Seven Seas told not to run advert aimed at the over-55s
ONE OF the world’s largest suppliers of dietary supplements has been told not to run an advertisement which claimed its products helped the mobility of the over-55s.
The Advertising Standards Authority of Ireland (ASAI) upheld a complaint about Active 55 from Seven Seas which was the subject of a national radio campaign. The ASAI acted on foot of a complaint that Seven Seas could not substantiate the claim that Active 55 contained “everything your joints need”.
The person who complained said he could not find any evidence that it had a beneficial effect on immobilised joints.
In return, Seven Seas said two components cited in the advertisement, Glucosamine and Omega 3, were found in eight separate studies to have reduced pain for those with arthritis and so their joints moved more freely.
However, the ASAI said the eight studies dealt only with those with various forms of arthritis and could not be made applicable to the general population.
The ASAI held that Seven Seas was in breach of its code and requested that the advertisement not be shown again in its current format.
The ASAI code is a voluntary one and the organisation is self-regulating but advertisers are expected to comply with its decisions. It also held against three other companies which made claims about health-related products.
The Cheswick Clinic in Cork was requested not to run an advertisement claiming that those involved could lose a stone in four weeks.
The clinic stated that each of its patients had lost at least one stone in weight and the clinic specialised in weight loss for the morbidly obese where a loss of a stone in four weeks was acceptable. They considered that the advertisement was legal and honest.
The ASAI’s complaints committee noted that the advertisers had not submitted any evidence in support of the weight-loss claims in the advertising.

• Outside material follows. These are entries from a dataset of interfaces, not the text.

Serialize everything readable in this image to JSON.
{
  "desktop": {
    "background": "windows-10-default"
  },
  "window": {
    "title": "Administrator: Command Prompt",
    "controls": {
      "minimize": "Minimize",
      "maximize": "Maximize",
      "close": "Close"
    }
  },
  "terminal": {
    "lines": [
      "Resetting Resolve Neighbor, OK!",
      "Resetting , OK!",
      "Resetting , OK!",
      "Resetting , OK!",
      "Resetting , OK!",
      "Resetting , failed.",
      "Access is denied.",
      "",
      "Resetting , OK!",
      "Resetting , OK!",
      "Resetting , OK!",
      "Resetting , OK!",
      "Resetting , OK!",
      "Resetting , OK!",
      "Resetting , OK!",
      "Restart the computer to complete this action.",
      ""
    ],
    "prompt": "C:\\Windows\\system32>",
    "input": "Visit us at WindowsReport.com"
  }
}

The institute found too against Dr Quantia Noonan for a food intolerance test with dietary advice which was retailing for €19.
The complaints committee found there was no robust scientific evidence to back up the claim that the test was an accurate diagnostic tool for food intolerance.
The SureSlim Wellness Clinic/Therapie clinic in Cork did not respond to a complaint that its claim to promote the “World’s No 1 weight loss programme” could not be substantiated.
The committee expressed concern that no reply had been forthcoming from the clinic and requested that the advertisement not be run again.